▶ **EXERCISE OBJECTIVE**: Below are some records. Pull every line that contains the word "gmail".

*** Begin section ***

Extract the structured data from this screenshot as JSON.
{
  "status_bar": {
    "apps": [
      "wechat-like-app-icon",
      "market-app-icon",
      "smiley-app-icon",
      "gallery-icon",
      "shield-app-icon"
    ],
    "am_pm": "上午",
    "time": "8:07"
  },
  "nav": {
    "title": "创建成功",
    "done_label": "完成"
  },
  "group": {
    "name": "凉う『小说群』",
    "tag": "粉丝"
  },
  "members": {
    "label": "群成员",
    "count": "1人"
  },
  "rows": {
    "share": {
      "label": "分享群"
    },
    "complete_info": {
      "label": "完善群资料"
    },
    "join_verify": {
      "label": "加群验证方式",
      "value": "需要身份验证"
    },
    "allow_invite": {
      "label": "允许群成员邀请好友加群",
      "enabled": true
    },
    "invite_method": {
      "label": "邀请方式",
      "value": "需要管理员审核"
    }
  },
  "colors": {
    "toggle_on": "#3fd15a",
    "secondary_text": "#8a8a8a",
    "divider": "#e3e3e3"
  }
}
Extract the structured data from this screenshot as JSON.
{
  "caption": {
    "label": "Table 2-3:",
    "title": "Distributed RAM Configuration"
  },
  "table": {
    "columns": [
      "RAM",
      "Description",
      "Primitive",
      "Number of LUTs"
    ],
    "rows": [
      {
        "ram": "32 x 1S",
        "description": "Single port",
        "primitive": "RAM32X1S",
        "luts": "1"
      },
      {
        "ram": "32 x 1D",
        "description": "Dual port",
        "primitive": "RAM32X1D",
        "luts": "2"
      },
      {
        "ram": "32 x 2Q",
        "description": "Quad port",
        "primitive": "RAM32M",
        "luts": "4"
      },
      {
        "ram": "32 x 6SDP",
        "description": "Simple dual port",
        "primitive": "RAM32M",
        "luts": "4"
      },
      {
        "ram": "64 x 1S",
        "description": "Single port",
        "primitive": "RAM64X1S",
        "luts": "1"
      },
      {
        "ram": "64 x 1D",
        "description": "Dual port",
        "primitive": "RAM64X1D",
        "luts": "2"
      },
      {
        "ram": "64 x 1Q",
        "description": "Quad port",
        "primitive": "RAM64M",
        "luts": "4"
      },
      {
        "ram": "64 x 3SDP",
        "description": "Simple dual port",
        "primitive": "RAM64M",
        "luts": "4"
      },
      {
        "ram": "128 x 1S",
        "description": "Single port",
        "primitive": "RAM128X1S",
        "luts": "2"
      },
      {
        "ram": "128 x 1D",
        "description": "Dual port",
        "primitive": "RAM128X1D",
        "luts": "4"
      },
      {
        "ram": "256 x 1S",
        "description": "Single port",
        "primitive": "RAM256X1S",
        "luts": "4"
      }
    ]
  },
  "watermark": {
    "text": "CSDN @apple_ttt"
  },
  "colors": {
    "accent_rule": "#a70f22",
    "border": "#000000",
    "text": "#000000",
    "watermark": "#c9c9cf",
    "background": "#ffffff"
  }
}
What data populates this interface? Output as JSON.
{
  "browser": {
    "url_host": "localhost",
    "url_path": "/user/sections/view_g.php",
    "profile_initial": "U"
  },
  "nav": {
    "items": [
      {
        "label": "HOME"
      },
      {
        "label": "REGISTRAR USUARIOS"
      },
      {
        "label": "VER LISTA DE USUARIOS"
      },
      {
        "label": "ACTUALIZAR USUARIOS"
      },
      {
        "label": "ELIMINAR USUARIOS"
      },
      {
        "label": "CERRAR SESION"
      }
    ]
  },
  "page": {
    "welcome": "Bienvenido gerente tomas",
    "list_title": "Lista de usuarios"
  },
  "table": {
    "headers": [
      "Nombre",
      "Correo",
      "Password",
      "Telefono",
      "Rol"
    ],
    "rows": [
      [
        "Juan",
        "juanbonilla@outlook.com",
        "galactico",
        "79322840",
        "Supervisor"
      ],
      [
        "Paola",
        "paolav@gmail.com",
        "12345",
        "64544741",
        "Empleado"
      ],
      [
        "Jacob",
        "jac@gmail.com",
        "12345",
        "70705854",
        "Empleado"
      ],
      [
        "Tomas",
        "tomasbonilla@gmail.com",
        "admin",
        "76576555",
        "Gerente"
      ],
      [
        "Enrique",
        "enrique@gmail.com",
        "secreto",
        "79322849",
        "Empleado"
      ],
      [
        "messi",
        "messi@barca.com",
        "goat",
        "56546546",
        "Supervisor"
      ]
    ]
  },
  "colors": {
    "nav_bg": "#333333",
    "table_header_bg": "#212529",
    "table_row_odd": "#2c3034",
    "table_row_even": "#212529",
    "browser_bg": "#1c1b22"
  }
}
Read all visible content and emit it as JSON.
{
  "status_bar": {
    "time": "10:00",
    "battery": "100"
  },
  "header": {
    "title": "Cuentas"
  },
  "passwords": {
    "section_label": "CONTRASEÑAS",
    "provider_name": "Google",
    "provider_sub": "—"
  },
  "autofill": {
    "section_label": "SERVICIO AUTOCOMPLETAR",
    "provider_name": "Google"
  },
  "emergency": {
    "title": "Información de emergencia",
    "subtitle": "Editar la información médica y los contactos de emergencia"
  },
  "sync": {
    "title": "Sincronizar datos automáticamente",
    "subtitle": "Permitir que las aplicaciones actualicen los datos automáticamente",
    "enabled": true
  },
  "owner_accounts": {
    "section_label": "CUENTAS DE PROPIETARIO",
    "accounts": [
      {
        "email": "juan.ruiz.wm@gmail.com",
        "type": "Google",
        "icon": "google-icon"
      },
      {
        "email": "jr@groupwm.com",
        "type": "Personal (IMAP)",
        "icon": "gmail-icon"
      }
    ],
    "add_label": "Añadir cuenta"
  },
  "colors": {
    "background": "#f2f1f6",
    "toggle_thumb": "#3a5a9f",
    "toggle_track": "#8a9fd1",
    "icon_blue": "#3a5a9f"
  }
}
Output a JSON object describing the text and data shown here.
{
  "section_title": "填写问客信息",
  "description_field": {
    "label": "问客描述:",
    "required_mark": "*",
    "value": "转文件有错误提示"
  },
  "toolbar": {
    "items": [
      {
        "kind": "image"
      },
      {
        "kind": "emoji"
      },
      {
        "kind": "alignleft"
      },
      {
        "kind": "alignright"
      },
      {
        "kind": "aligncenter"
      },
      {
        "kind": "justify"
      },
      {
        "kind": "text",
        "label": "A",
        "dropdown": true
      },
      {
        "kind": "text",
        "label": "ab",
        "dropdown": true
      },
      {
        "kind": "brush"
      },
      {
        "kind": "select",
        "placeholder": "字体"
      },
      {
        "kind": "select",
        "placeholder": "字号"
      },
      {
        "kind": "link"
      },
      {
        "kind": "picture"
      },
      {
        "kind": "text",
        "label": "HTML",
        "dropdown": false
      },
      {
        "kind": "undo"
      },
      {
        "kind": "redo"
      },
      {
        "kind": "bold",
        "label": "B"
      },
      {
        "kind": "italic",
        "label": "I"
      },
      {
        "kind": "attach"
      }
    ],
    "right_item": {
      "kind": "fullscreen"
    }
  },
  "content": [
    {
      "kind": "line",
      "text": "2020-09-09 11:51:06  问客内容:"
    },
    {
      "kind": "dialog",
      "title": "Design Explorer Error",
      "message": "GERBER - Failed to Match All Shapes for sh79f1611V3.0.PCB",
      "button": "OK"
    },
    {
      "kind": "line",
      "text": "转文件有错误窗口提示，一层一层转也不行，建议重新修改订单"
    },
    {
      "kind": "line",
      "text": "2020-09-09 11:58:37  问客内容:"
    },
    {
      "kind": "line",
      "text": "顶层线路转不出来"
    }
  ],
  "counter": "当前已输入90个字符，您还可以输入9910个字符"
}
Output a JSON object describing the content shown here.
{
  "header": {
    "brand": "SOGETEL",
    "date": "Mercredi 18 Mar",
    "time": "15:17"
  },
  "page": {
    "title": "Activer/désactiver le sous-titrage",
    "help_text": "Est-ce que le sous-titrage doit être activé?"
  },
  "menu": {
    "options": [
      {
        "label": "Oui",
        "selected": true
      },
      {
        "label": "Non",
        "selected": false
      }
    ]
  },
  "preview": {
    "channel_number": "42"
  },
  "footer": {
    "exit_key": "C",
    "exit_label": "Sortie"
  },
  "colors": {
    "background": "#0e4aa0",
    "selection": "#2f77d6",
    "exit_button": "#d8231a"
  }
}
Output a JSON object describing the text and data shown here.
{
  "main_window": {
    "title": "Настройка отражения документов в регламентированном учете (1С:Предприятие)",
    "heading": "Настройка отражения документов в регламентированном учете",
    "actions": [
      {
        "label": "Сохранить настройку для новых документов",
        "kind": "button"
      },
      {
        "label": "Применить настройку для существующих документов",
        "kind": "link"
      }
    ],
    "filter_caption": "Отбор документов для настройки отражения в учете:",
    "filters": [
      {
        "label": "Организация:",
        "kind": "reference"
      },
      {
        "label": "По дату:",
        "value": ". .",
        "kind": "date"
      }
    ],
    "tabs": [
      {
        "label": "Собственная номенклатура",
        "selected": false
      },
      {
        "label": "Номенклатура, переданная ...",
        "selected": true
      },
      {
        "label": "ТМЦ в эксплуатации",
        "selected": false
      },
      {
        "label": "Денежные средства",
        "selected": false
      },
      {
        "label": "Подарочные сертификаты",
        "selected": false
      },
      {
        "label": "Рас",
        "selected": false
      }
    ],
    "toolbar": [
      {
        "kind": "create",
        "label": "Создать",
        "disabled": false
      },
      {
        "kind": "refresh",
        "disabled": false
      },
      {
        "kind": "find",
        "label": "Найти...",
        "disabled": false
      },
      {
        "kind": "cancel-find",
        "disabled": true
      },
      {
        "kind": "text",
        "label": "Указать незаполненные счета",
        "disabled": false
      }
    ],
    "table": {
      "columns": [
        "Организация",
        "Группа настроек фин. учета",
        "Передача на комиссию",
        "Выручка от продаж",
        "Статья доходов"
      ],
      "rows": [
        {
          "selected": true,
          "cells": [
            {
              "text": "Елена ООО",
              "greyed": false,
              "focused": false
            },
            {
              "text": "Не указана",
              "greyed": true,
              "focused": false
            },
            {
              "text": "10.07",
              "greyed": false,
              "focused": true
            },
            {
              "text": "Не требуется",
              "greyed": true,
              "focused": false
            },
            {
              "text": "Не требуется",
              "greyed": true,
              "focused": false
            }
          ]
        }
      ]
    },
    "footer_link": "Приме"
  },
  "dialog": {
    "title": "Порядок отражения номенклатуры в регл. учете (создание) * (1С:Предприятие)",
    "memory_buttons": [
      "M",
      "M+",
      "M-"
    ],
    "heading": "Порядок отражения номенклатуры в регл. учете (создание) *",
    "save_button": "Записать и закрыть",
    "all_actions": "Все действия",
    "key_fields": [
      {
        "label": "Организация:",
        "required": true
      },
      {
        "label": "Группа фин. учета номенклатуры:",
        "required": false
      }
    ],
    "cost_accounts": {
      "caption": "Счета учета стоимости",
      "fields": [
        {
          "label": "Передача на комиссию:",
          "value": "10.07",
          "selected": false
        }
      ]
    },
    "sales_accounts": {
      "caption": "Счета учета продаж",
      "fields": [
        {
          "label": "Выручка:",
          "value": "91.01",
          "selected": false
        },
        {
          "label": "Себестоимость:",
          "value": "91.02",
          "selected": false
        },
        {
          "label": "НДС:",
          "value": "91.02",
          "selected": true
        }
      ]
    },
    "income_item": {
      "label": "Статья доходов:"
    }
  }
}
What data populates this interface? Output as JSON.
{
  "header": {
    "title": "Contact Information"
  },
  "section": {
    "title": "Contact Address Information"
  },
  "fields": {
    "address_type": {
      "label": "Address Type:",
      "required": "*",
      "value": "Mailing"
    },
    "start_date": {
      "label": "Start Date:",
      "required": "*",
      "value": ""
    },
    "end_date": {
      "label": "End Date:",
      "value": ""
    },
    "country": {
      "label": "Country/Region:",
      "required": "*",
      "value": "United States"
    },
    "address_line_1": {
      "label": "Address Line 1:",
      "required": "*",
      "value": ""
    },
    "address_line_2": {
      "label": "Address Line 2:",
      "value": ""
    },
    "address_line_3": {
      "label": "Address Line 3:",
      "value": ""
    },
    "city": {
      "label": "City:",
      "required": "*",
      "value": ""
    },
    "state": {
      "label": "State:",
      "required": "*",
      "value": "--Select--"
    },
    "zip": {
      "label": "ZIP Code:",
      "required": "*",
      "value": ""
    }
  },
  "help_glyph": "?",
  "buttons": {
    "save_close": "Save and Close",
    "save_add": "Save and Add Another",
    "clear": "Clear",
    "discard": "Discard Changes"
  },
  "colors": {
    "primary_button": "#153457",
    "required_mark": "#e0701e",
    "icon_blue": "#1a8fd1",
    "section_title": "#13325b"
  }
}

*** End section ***

▶ **SOLUTION TO THE PROBLEM**:
        "paolav@gmail.com",
        "jac@gmail.com",
        "tomasbonilla@gmail.com",
        "enrique@gmail.com",
        "email": "juan.ruiz.wm@gmail.com",
        "icon": "gmail-icon"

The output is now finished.